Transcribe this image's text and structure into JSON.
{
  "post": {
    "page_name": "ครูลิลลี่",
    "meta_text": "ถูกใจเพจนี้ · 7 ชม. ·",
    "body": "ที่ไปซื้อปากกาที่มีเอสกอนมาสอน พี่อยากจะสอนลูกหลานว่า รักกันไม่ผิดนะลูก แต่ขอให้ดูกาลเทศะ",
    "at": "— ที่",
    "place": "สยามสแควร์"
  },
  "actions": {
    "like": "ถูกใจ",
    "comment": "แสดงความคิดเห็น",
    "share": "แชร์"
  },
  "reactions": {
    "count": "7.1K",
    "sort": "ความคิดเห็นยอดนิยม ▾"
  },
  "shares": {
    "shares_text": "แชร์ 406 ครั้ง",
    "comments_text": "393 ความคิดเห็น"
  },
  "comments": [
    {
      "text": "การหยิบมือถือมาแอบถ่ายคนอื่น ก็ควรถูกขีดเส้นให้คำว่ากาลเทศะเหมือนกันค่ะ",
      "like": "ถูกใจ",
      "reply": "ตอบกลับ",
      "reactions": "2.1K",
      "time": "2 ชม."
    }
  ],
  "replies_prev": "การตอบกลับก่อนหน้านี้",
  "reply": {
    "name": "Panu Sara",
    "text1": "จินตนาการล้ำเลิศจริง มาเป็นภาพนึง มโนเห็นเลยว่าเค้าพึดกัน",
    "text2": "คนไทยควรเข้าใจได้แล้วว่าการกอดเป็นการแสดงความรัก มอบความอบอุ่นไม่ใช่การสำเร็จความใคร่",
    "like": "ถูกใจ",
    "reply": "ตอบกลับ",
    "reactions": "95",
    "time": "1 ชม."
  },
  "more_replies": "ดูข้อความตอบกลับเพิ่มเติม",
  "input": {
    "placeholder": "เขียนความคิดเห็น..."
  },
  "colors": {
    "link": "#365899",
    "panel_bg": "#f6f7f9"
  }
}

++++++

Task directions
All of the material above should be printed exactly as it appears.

Solution
Transcribe this image's text and structure into JSON.
{
  "post": {
    "page_name": "ครูลิลลี่",
    "meta_text": "ถูกใจเพจนี้ · 7 ชม. ·",
    "body": "ที่ไปซื้อปากกาที่มีเอสกอนมาสอน พี่อยากจะสอนลูกหลานว่า รักกันไม่ผิดนะลูก แต่ขอให้ดูกาลเทศะ",
    "at": "— ที่",
    "place": "สยามสแควร์"
  },
  "actions": {
    "like": "ถูกใจ",
    "comment": "แสดงความคิดเห็น",
    "share": "แชร์"
  },
  "reactions": {
    "count": "7.1K",
    "sort": "ความคิดเห็นยอดนิยม ▾"
  },
  "shares": {
    "shares_text": "แชร์ 406 ครั้ง",
    "comments_text": "393 ความคิดเห็น"
  },
  "comments": [
    {
      "text": "การหยิบมือถือมาแอบถ่ายคนอื่น ก็ควรถูกขีดเส้นให้คำว่ากาลเทศะเหมือนกันค่ะ",
      "like": "ถูกใจ",
      "reply": "ตอบกลับ",
      "reactions": "2.1K",
      "time": "2 ชม."
    }
  ],
  "replies_prev": "การตอบกลับก่อนหน้านี้",
  "reply": {
    "name": "Panu Sara",
    "text1": "จินตนาการล้ำเลิศจริง มาเป็นภาพนึง มโนเห็นเลยว่าเค้าพึดกัน",
    "text2": "คนไทยควรเข้าใจได้แล้วว่าการกอดเป็นการแสดงความรัก มอบความอบอุ่นไม่ใช่การสำเร็จความใคร่",
    "like": "ถูกใจ",
    "reply": "ตอบกลับ",
    "reactions": "95",
    "time": "1 ชม."
  },
  "more_replies": "ดูข้อความตอบกลับเพิ่มเติม",
  "input": {
    "placeholder": "เขียนความคิดเห็น..."
  },
  "colors": {
    "link": "#365899",
    "panel_bg": "#f6f7f9"
  }
}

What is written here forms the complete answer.